* [Exercise prompt]: Below is a block of entries, which should be copied verbatim apart from the pictures.

++++++

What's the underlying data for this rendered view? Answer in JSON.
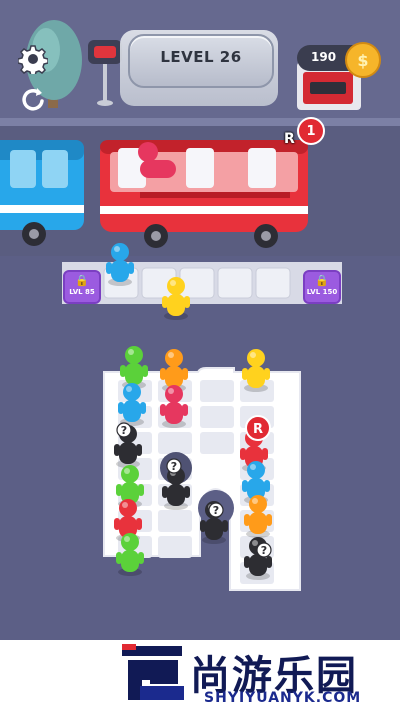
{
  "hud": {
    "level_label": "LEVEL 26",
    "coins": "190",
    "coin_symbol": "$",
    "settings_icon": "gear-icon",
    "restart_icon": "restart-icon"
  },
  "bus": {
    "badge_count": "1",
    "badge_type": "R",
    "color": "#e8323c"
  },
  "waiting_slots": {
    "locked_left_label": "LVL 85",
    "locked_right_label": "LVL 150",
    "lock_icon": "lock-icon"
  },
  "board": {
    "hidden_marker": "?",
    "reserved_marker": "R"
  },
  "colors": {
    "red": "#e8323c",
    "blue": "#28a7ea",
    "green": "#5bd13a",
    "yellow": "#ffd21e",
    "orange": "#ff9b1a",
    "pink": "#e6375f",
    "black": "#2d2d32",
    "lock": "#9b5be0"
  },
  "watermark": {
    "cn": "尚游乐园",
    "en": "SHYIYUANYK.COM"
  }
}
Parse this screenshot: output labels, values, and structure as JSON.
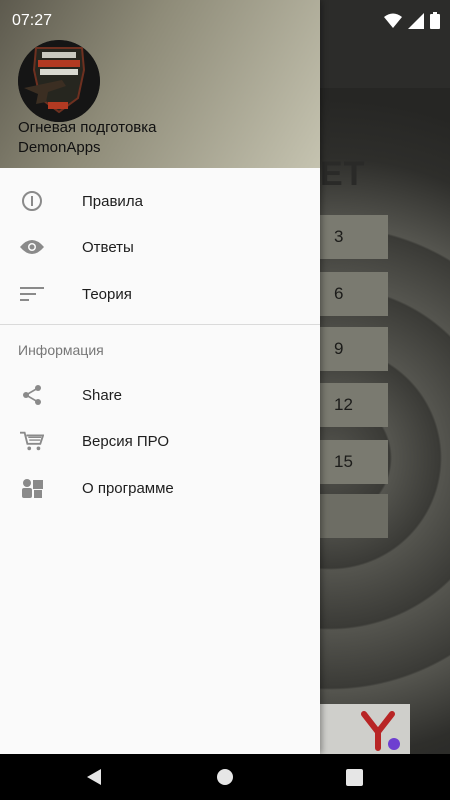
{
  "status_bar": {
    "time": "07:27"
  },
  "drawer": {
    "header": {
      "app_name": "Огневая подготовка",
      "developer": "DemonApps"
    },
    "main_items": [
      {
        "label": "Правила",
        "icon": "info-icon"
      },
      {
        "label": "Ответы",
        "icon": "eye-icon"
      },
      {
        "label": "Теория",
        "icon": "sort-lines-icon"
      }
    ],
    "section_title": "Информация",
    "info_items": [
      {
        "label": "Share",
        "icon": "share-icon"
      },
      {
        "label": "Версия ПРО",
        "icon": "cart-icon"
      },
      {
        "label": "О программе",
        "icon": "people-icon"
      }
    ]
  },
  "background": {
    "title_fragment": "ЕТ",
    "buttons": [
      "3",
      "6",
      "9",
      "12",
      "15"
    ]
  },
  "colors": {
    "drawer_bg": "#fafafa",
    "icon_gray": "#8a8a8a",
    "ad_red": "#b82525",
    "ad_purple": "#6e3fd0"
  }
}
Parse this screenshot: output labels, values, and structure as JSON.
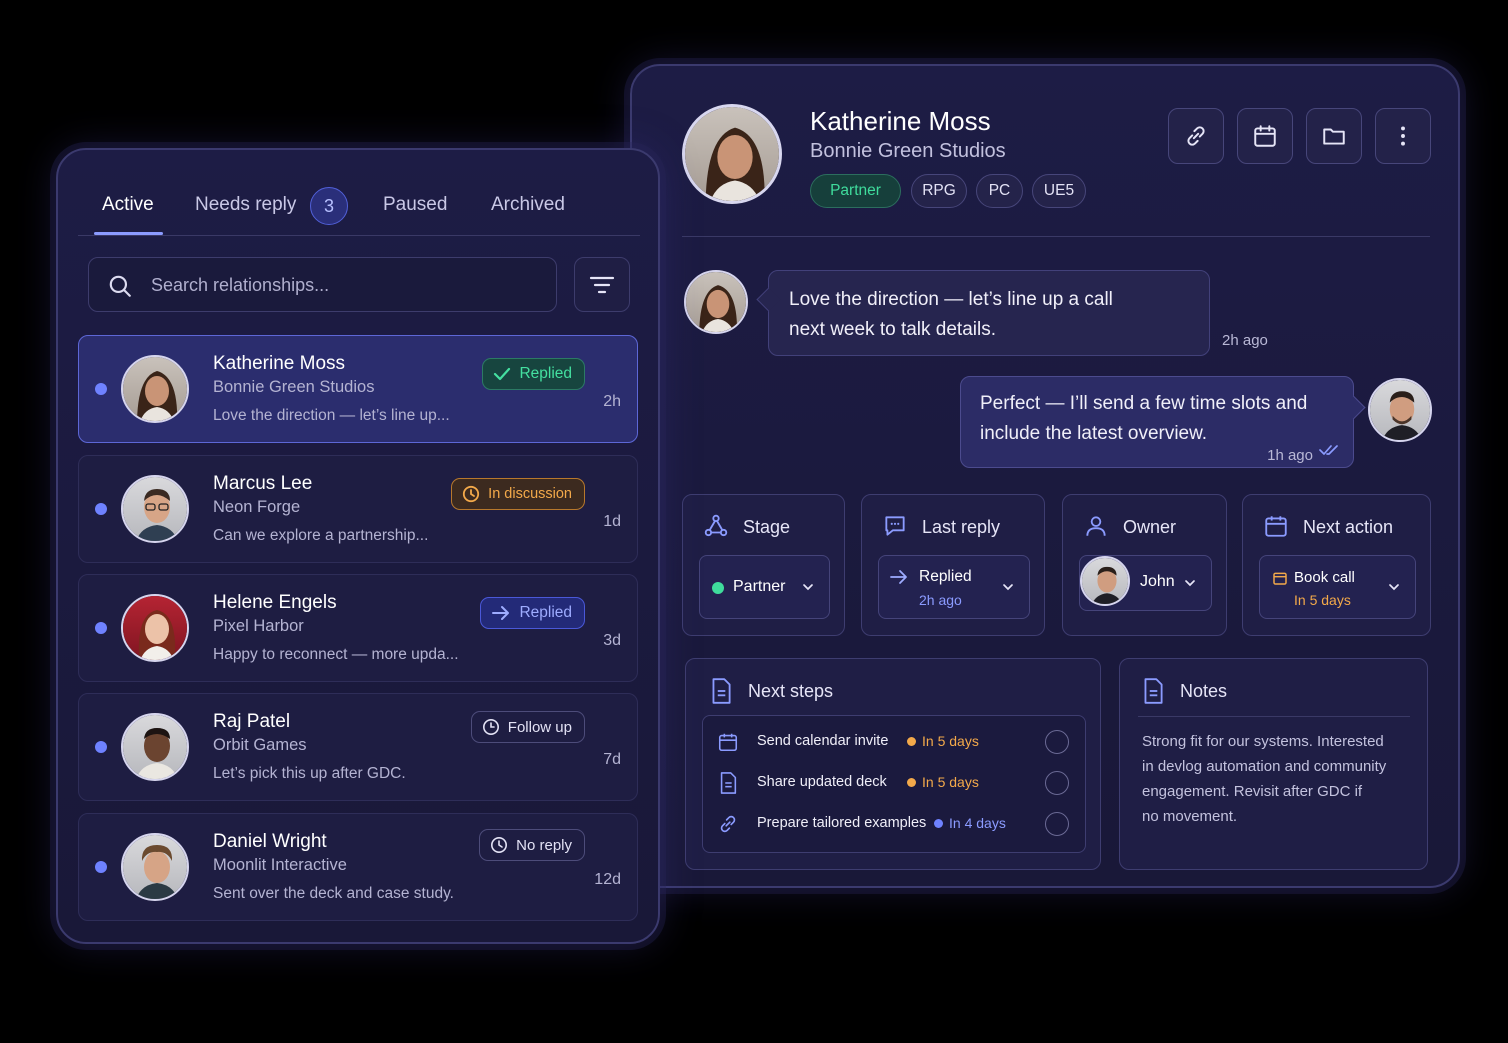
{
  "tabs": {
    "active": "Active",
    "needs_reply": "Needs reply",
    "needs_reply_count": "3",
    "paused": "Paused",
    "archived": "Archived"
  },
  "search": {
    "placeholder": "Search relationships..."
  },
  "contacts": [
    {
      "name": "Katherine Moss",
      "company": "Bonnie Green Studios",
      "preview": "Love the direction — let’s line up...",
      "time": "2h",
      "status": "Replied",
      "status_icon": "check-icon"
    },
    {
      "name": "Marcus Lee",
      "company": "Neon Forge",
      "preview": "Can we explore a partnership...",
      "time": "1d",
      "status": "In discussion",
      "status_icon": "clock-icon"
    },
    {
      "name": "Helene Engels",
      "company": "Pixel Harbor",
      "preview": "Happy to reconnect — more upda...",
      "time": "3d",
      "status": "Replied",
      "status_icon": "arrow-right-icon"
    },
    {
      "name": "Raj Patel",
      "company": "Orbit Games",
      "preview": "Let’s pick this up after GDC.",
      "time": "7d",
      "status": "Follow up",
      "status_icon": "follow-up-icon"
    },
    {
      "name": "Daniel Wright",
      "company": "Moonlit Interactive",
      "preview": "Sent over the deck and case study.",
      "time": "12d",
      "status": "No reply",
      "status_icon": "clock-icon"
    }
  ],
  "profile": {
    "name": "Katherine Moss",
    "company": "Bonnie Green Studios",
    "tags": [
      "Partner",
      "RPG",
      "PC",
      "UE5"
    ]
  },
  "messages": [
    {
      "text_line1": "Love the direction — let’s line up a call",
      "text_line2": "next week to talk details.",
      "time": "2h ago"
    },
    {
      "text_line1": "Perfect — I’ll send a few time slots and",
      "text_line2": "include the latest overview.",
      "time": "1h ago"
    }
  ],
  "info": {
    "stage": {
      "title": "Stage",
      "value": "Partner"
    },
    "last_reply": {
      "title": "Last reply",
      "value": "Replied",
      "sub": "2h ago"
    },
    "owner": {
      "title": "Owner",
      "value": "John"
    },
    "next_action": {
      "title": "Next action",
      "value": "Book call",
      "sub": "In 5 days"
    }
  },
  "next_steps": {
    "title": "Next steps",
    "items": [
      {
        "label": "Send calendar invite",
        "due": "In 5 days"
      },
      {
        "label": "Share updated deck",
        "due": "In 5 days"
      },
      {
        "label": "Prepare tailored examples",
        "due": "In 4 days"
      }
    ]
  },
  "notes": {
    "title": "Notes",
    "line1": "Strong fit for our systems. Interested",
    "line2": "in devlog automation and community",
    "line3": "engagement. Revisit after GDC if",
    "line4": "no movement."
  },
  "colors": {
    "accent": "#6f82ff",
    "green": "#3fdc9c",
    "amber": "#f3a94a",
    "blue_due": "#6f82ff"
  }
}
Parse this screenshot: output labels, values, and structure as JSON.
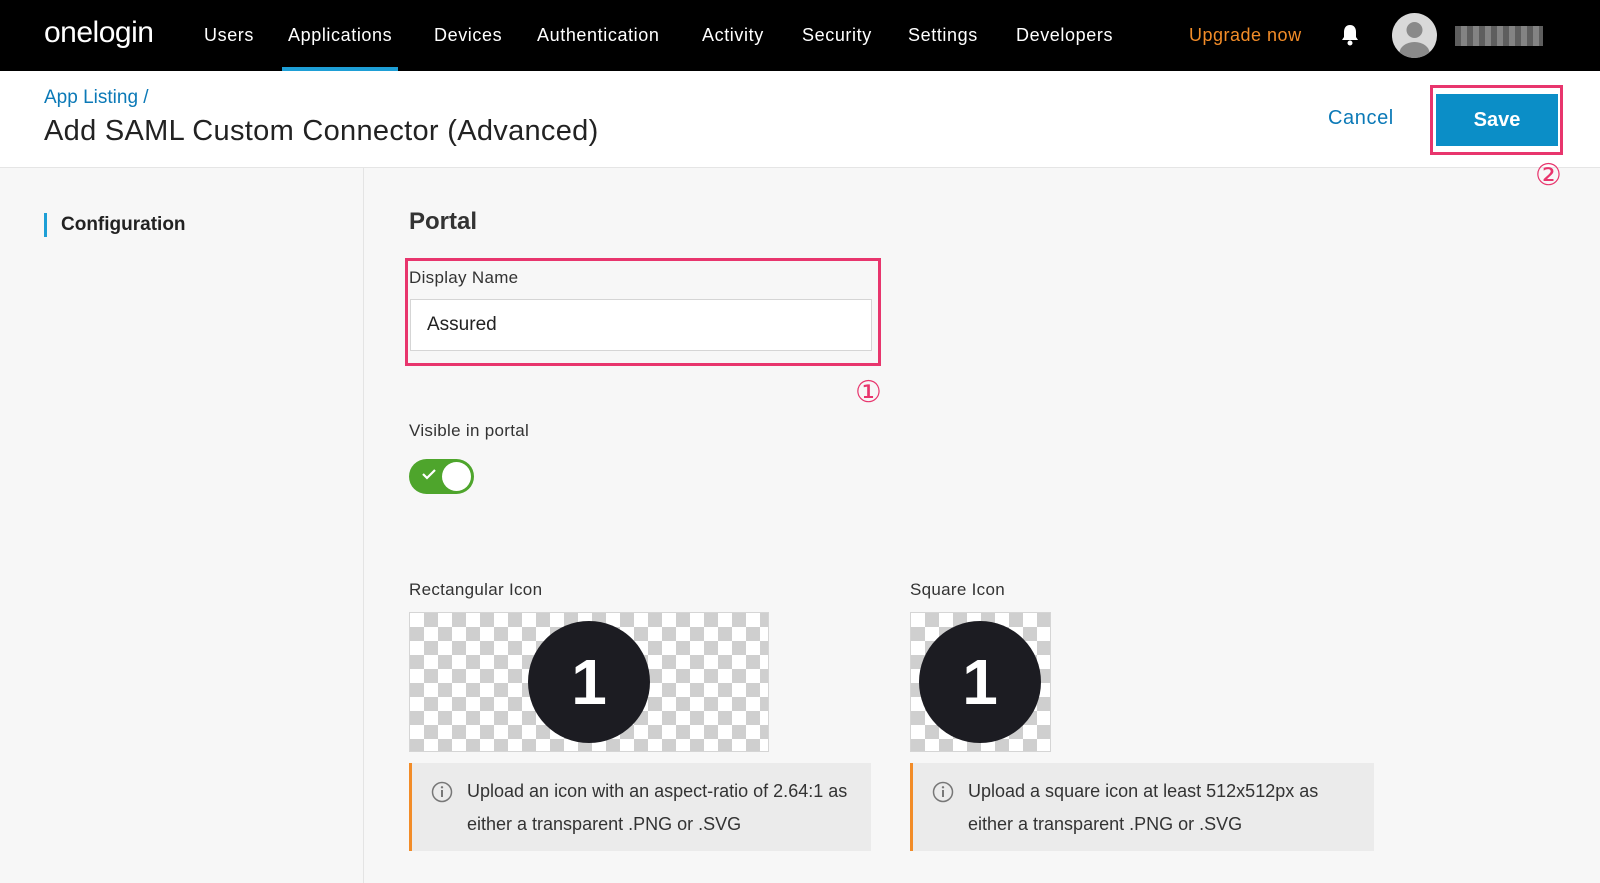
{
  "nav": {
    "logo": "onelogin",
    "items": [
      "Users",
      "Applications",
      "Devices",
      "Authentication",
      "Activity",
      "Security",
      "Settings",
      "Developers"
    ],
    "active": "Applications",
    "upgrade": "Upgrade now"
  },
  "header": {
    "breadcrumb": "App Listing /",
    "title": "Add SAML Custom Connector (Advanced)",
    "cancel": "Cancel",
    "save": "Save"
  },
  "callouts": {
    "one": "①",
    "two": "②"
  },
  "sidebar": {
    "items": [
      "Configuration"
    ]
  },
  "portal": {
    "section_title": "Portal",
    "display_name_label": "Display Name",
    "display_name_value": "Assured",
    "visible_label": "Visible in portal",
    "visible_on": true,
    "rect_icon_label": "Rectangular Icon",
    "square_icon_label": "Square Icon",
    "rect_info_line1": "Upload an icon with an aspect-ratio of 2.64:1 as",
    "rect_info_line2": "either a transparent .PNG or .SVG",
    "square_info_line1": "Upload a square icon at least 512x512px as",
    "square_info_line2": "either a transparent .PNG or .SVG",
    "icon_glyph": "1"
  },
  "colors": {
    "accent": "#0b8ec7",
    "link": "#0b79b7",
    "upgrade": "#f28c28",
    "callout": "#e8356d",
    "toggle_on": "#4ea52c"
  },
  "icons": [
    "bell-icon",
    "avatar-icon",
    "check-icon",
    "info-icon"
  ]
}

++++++

* [Exercise output]:
What's the underlying data for this rendered view? Answer in JSON.
{
  "hud": {
    "level_label": "LEVEL 26",
    "coins": "190",
    "coin_symbol": "$",
    "settings_icon": "gear-icon",
    "restart_icon": "restart-icon"
  },
  "bus": {
    "badge_count": "1",
    "badge_type": "R",
    "color": "#e8323c"
  },
  "waiting_slots": {
    "locked_left_label": "LVL 85",
    "locked_right_label": "LVL 150",
    "lock_icon": "lock-icon"
  },
  "board": {
    "hidden_marker": "?",
    "reserved_marker": "R"
  },
  "colors": {
    "red": "#e8323c",
    "blue": "#28a7ea",
    "green": "#5bd13a",
    "yellow": "#ffd21e",
    "orange": "#ff9b1a",
    "pink": "#e6375f",
    "black": "#2d2d32",
    "lock": "#9b5be0"
  },
  "watermark": {
    "cn": "尚游乐园",
    "en": "SHYIYUANYK.COM"
  }
}
Parse this screenshot: output labels, values, and structure as JSON.
{
  "status_bar": {
    "time": "07:27"
  },
  "drawer": {
    "header": {
      "app_name": "Огневая подготовка",
      "developer": "DemonApps"
    },
    "main_items": [
      {
        "label": "Правила",
        "icon": "info-icon"
      },
      {
        "label": "Ответы",
        "icon": "eye-icon"
      },
      {
        "label": "Теория",
        "icon": "sort-lines-icon"
      }
    ],
    "section_title": "Информация",
    "info_items": [
      {
        "label": "Share",
        "icon": "share-icon"
      },
      {
        "label": "Версия ПРО",
        "icon": "cart-icon"
      },
      {
        "label": "О программе",
        "icon": "people-icon"
      }
    ]
  },
  "background": {
    "title_fragment": "ЕТ",
    "buttons": [
      "3",
      "6",
      "9",
      "12",
      "15"
    ]
  },
  "colors": {
    "drawer_bg": "#fafafa",
    "icon_gray": "#8a8a8a",
    "ad_red": "#b82525",
    "ad_purple": "#6e3fd0"
  }
}
Parse this screenshot: output labels, values, and structure as JSON.
{
  "tabs": {
    "active": "Active",
    "needs_reply": "Needs reply",
    "needs_reply_count": "3",
    "paused": "Paused",
    "archived": "Archived"
  },
  "search": {
    "placeholder": "Search relationships..."
  },
  "contacts": [
    {
      "name": "Katherine Moss",
      "company": "Bonnie Green Studios",
      "preview": "Love the direction — let’s line up...",
      "time": "2h",
      "status": "Replied",
      "status_icon": "check-icon"
    },
    {
      "name": "Marcus Lee",
      "company": "Neon Forge",
      "preview": "Can we explore a partnership...",
      "time": "1d",
      "status": "In discussion",
      "status_icon": "clock-icon"
    },
    {
      "name": "Helene Engels",
      "company": "Pixel Harbor",
      "preview": "Happy to reconnect — more upda...",
      "time": "3d",
      "status": "Replied",
      "status_icon": "arrow-right-icon"
    },
    {
      "name": "Raj Patel",
      "company": "Orbit Games",
      "preview": "Let’s pick this up after GDC.",
      "time": "7d",
      "status": "Follow up",
      "status_icon": "follow-up-icon"
    },
    {
      "name": "Daniel Wright",
      "company": "Moonlit Interactive",
      "preview": "Sent over the deck and case study.",
      "time": "12d",
      "status": "No reply",
      "status_icon": "clock-icon"
    }
  ],
  "profile": {
    "name": "Katherine Moss",
    "company": "Bonnie Green Studios",
    "tags": [
      "Partner",
      "RPG",
      "PC",
      "UE5"
    ]
  },
  "messages": [
    {
      "text_line1": "Love the direction — let’s line up a call",
      "text_line2": "next week to talk details.",
      "time": "2h ago"
    },
    {
      "text_line1": "Perfect — I’ll send a few time slots and",
      "text_line2": "include the latest overview.",
      "time": "1h ago"
    }
  ],
  "info": {
    "stage": {
      "title": "Stage",
      "value": "Partner"
    },
    "last_reply": {
      "title": "Last reply",
      "value": "Replied",
      "sub": "2h ago"
    },
    "owner": {
      "title": "Owner",
      "value": "John"
    },
    "next_action": {
      "title": "Next action",
      "value": "Book call",
      "sub": "In 5 days"
    }
  },
  "next_steps": {
    "title": "Next steps",
    "items": [
      {
        "label": "Send calendar invite",
        "due": "In 5 days"
      },
      {
        "label": "Share updated deck",
        "due": "In 5 days"
      },
      {
        "label": "Prepare tailored examples",
        "due": "In 4 days"
      }
    ]
  },
  "notes": {
    "title": "Notes",
    "line1": "Strong fit for our systems. Interested",
    "line2": "in devlog automation and community",
    "line3": "engagement. Revisit after GDC if",
    "line4": "no movement."
  },
  "colors": {
    "accent": "#6f82ff",
    "green": "#3fdc9c",
    "amber": "#f3a94a",
    "blue_due": "#6f82ff"
  }
}
Parse this screenshot: output labels, values, and structure as JSON.
{
  "nav": {
    "logo": "onelogin",
    "items": [
      "Users",
      "Applications",
      "Devices",
      "Authentication",
      "Activity",
      "Security",
      "Settings",
      "Developers"
    ],
    "active": "Applications",
    "upgrade": "Upgrade now"
  },
  "header": {
    "breadcrumb": "App Listing /",
    "title": "Add SAML Custom Connector (Advanced)",
    "cancel": "Cancel",
    "save": "Save"
  },
  "callouts": {
    "one": "①",
    "two": "②"
  },
  "sidebar": {
    "items": [
      "Configuration"
    ]
  },
  "portal": {
    "section_title": "Portal",
    "display_name_label": "Display Name",
    "display_name_value": "Assured",
    "visible_label": "Visible in portal",
    "visible_on": true,
    "rect_icon_label": "Rectangular Icon",
    "square_icon_label": "Square Icon",
    "rect_info_line1": "Upload an icon with an aspect-ratio of 2.64:1 as",
    "rect_info_line2": "either a transparent .PNG or .SVG",
    "square_info_line1": "Upload a square icon at least 512x512px as",
    "square_info_line2": "either a transparent .PNG or .SVG",
    "icon_glyph": "1"
  },
  "colors": {
    "accent": "#0b8ec7",
    "link": "#0b79b7",
    "upgrade": "#f28c28",
    "callout": "#e8356d",
    "toggle_on": "#4ea52c"
  },
  "icons": [
    "bell-icon",
    "avatar-icon",
    "check-icon",
    "info-icon"
  ]
}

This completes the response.